Today’s spotlight is on Mato Wayuhi, a South Dakotan creative whose vibrant sonic landscapes come riddled with expressive visuals. His latest release, STONE COLD LOVER, is a musical epic that gives a thoughtful, yet digestible statement regarding his identity, all the while speaking on the ups and downs of love.
Mato Wayuhi wants you to know who he is, but that also means confronting the Western image of who he is. Wayuhi, who also directed the music video, introduces himself with a scene that parodies old Western films as we see him and his bandmates running from an authoritative figure in a “Cowboy vs. Indian” fashion. Today, we still see poor representation of Native communities of the past and present in the mainstream. Certainly, a Native person half-naked and wearing a form of headdress has become the quintessential image of the Native-American in pop culture. Moreover, they present Natives as being relics of the past, no longer existing in the modern world.

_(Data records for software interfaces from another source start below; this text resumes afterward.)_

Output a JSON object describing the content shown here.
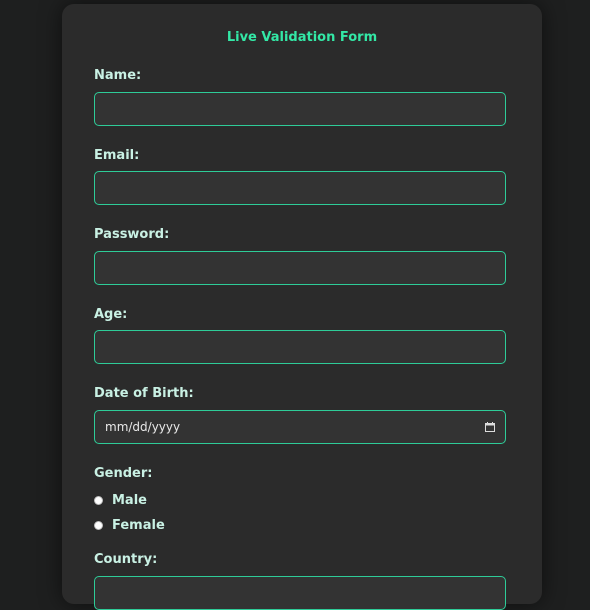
{
  "form": {
    "title": "Live Validation Form",
    "fields": {
      "name": {
        "label": "Name:",
        "value": ""
      },
      "email": {
        "label": "Email:",
        "value": ""
      },
      "password": {
        "label": "Password:",
        "value": ""
      },
      "age": {
        "label": "Age:",
        "value": ""
      },
      "dob": {
        "label": "Date of Birth:",
        "placeholder": "mm/dd/yyyy",
        "icon": "calendar-icon"
      }
    },
    "gender": {
      "label": "Gender:",
      "options": [
        "Male",
        "Female"
      ]
    },
    "country": {
      "label": "Country:"
    }
  },
  "colors": {
    "accent": "#33e8a6",
    "label": "#c9f1e4",
    "card": "#2b2b2b",
    "background": "#1e1f1f",
    "input_bg": "#333333",
    "border": "#2ecc98"
  }
}
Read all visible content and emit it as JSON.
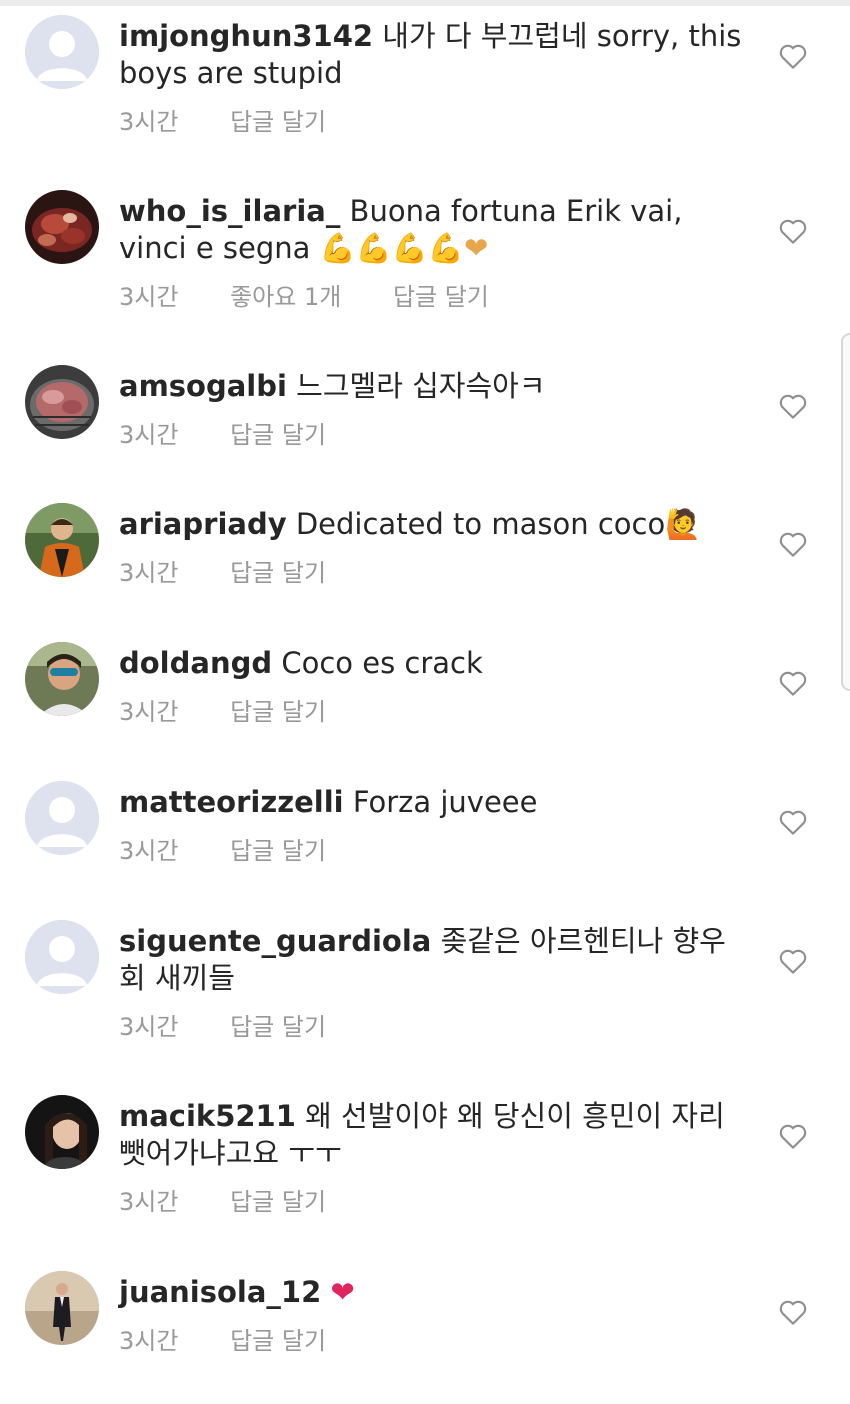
{
  "comments": [
    {
      "username": "imjonghun3142",
      "text": "내가 다 부끄럽네 sorry, this boys are stupid",
      "emoji": "",
      "time": "3시간",
      "likes": "",
      "reply": "답글 달기",
      "avatar": "default-avatar-icon"
    },
    {
      "username": "who_is_ilaria_",
      "text": "Buona fortuna Erik vai, vinci e segna",
      "emoji": "💪💪💪💪❤",
      "time": "3시간",
      "likes": "좋아요 1개",
      "reply": "답글 달기",
      "avatar": "profile-photo"
    },
    {
      "username": "amsogalbi",
      "text": "느그멜라 십자슥아ㅋ",
      "emoji": "",
      "time": "3시간",
      "likes": "",
      "reply": "답글 달기",
      "avatar": "profile-photo"
    },
    {
      "username": "ariapriady",
      "text": "Dedicated to mason coco",
      "emoji": "🙋",
      "time": "3시간",
      "likes": "",
      "reply": "답글 달기",
      "avatar": "profile-photo"
    },
    {
      "username": "doldangd",
      "text": "Coco es crack",
      "emoji": "",
      "time": "3시간",
      "likes": "",
      "reply": "답글 달기",
      "avatar": "profile-photo"
    },
    {
      "username": "matteorizzelli",
      "text": "Forza juveee",
      "emoji": "",
      "time": "3시간",
      "likes": "",
      "reply": "답글 달기",
      "avatar": "default-avatar-icon"
    },
    {
      "username": "siguente_guardiola",
      "text": "좆같은 아르헨티나 향우회 새끼들",
      "emoji": "",
      "time": "3시간",
      "likes": "",
      "reply": "답글 달기",
      "avatar": "default-avatar-icon"
    },
    {
      "username": "macik5211",
      "text": "왜 선발이야 왜 당신이 흥민이 자리 뺏어가냐고요 ㅜㅜ",
      "emoji": "",
      "time": "3시간",
      "likes": "",
      "reply": "답글 달기",
      "avatar": "profile-photo"
    },
    {
      "username": "juanisola_12",
      "text": "",
      "emoji": "❤",
      "time": "3시간",
      "likes": "",
      "reply": "답글 달기",
      "avatar": "profile-photo"
    }
  ],
  "icons": {
    "like": "heart-outline-icon",
    "default_avatar": "default-avatar-icon"
  },
  "colors": {
    "text": "#262626",
    "meta": "#999999",
    "heart": "#e0245e",
    "divider": "#ececec"
  }
}
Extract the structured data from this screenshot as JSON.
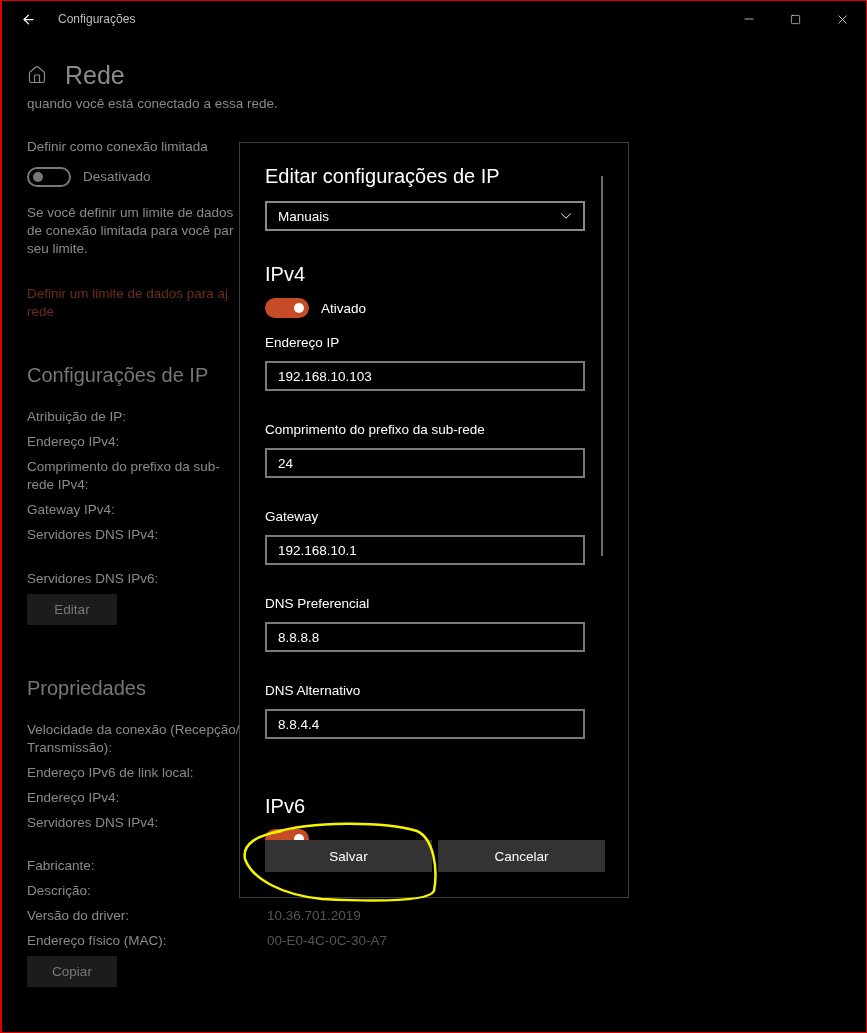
{
  "window": {
    "title": "Configurações"
  },
  "page": {
    "title": "Rede"
  },
  "metered": {
    "intro": "quando você está conectado a essa rede.",
    "label": "Definir como conexão limitada",
    "toggle": {
      "on": false,
      "label": "Desativado"
    },
    "description": [
      "Se você definir um limite de dados",
      "de conexão limitada para você par",
      "seu limite."
    ],
    "link": [
      "Definir um limite de dados para aj",
      "rede"
    ]
  },
  "ip_settings": {
    "title": "Configurações de IP",
    "groups": [
      [
        {
          "label": [
            "Atribuição de IP:"
          ]
        },
        {
          "label": [
            "Endereço IPv4:"
          ]
        },
        {
          "label": [
            "Comprimento do prefixo da sub-",
            "rede IPv4:"
          ]
        },
        {
          "label": [
            "Gateway IPv4:"
          ]
        },
        {
          "label": [
            "Servidores DNS IPv4:"
          ]
        }
      ],
      [
        {
          "label": [
            "Servidores DNS IPv6:"
          ]
        }
      ]
    ],
    "button": "Editar"
  },
  "properties": {
    "title": "Propriedades",
    "groups": [
      [
        {
          "label": [
            "Velocidade da conexão (Recepção/",
            "Transmissão):"
          ]
        },
        {
          "label": [
            "Endereço IPv6 de link local:"
          ]
        },
        {
          "label": [
            "Endereço IPv4:"
          ]
        },
        {
          "label": [
            "Servidores DNS IPv4:"
          ]
        }
      ],
      [
        {
          "label": [
            "Fabricante:"
          ]
        },
        {
          "label": [
            "Descrição:"
          ]
        },
        {
          "label": [
            "Versão do driver:"
          ],
          "value": "10.36.701.2019"
        },
        {
          "label": [
            "Endereço físico (MAC):"
          ],
          "value": "00-E0-4C-0C-30-A7"
        }
      ]
    ],
    "button": "Copiar"
  },
  "dialog": {
    "title": "Editar configurações de IP",
    "mode": "Manuais",
    "ipv4": {
      "heading": "IPv4",
      "toggle": {
        "on": true,
        "label": "Ativado"
      },
      "fields": [
        {
          "label": "Endereço IP",
          "value": "192.168.10.103"
        },
        {
          "label": "Comprimento do prefixo da sub-rede",
          "value": "24"
        },
        {
          "label": "Gateway",
          "value": "192.168.10.1"
        },
        {
          "label": "DNS Preferencial",
          "value": "8.8.8.8"
        },
        {
          "label": "DNS Alternativo",
          "value": "8.8.4.4"
        }
      ]
    },
    "ipv6": {
      "heading": "IPv6",
      "toggle": {
        "on": true
      }
    },
    "buttons": [
      {
        "label": "Salvar"
      },
      {
        "label": "Cancelar"
      }
    ]
  }
}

Over time, these harmful notions to start to get confused with the true reality of the Native’s ongoing history with the United States. Wayuhi’s choice of clothing could serve to be a statement about his upbringing, possibly addressing a conflict of who he is to himself and what other people’s perception are of who he is. Consequently, would the audience be able to even identify his Native roots without the stereotypical garb? What does a Native person look like today? I feel Mato Wayuhi is confronting himself and his audience with these questions.
Another theme Wayuhi seems to constantly bring up is the concept of duality, the duality of love and the duality of his identity as a Native-American. To me, duality encompasses three spaces: one side of the spectrum, the other side of the spectrum, and the space in between. The people of color in America live this reality and try to discover a space that balances both ends of the spectrum, making sure one side doesn’t completely tilt over. Regarding love, Wayuhi literally identifies with this contrast between being a “stone cold lover” and a “stone cold killer” in the song’s chorus. With that being apparent, it is to say that Wayuhi has experienced the duality of love and how one can love so deep but also refuse it to the point of killing that love for somebody else. His lyrics contain both elements of elegance and tension. He uses both music and film to blend these ideas in an effortless way.
In the very end of this video, we see Native elders together with music, living in today’s world. He departs from the stereotypical images he gives his audience in the bulk of the video and finally presents us with a real image of Native people. These are not antiques of a romanticized past. These are Native people who are experiencing and responding to life in the United States right now.
Mato Wayuhi is the best kind of creative. He is free, thought-provoking, and relatable. His talent are evident is clear, and we are excited for his upcoming album, PART-TIME INDIAN, to come out August 17th.